This went back and fourth and finally Mrs. Smith Juarez asked him to take his talents elsewhere.

Scott Shine got wind of this and alerted his contacts in the press and business world who have been overwhelmingly, I would argue despite the evidence, pro Vitti.

Huge amounts of pressure came to bear and ASJ walked back her intent to replace the superintendent.

Last Friday the board met, recriminations were thrown in both directions by board members and ASJ and Vitti apologized to each other.

They met again Monday to discuss the achievement gap between white and minority students that started the kerfuffle, and the education faction of the board wanted aspirational goals while the superintendent, probably feeling emboldened and despite the fact he had changed his tune last week signaling a willingness to offer higher goals was now again only wiling to offer modest ones.

And yes folks that means we were right back to where we started

Strangely enough they were also both right.

I don't believe aspirational goals are the way to go. I agree with the superintendent we need reasonable and achievable goals. Huge goals that we most likely won't meet would most likely demoralize the district and lead to more finger pointing.

At the same time I thin ASJ was right and that it was time for the super to go, though I look at teacher moral, discipline, communication and the Engage NY curriculum he picked, that are all dreadful.

There you go.

Welcome to Duval County.


  1. They're all wrong--every single one. They are basing their targets on test scores, not on multiple measures that actually determine how well students are learning and how well schools are functioning to meet their needs.
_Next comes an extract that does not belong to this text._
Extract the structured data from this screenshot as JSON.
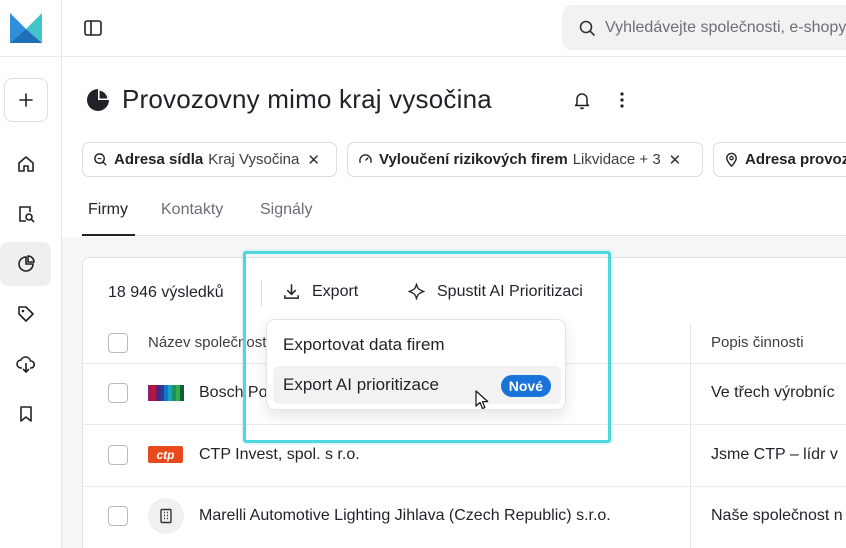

Test scores in the Common Core era (rebranded as FSA here) do NOT measure student achievement. Until the board and superintendent realize this, the infighting, squabbling, and backstabbing will continue.

  2. Suarez has found out information on Vitti. That's why they are fighting. There are a lot of unethical things happening with the district. I am surprised the actual transcripts from the meeting have not been released!

  3. Although I am by no means a Vitti fan, I agree with at least the idea that literacy growth takes time. People who think an 8th grader who reads at a 2nd grade level can be brought to an 8th grade level within a year or two simply don't understand how vocabulary acquisition works. Learning how to read and write takes time, loads of time, and some students come to school (kindergarten) reading above level (sometimes 1st-3rd grade) because of their parents/community while others struggle with writing their names; studies have shown that more educated parents (doesn't have to be formally educated), usually produce more literate kids. Other kids don't have that benefit and although they can grow, the gap is almost impossible to completely close as the kids from professional families learn at an exponential rate, whereas kids from more disadvantaged backgrounds grow at a steady rate. Every kid can learn, but not every kid will learn at the same rate. What Vitti suffers from is the belief that a program like Achieve 3000 is all that is needed to produce growth, so he doesn't invest in libraries (ours doesn't have books any longer) nor does he invest in books for students to take home and read. Instead, we have class sets, and when I teach seniors who tell me that they have never been asked to read a part or whole book at home, how is that preparing kids to be successful in college???? Vitti doesn't want to invest the time or money into students. He is hoping that some program will work magic. It just won't, and we will be sitting here years from now lamenting the same issues, primarily because people don't understand how to promote literacy, and no district wants to teach parents how to read with their kids so they come semi-prepared to learn. When it comes to it, schools simply cannot do everything. They were never meant to. I learned how to read because my parents read with me, so in pre-kindergarten, I was already reading small books. There exists the disparity, and it will always exist, unfortunately, to some degree. Once again, every kid can learn and grow, but the pace cannot necessarily be dictated by a test that constantly changes. The school board needs to get it together and listen.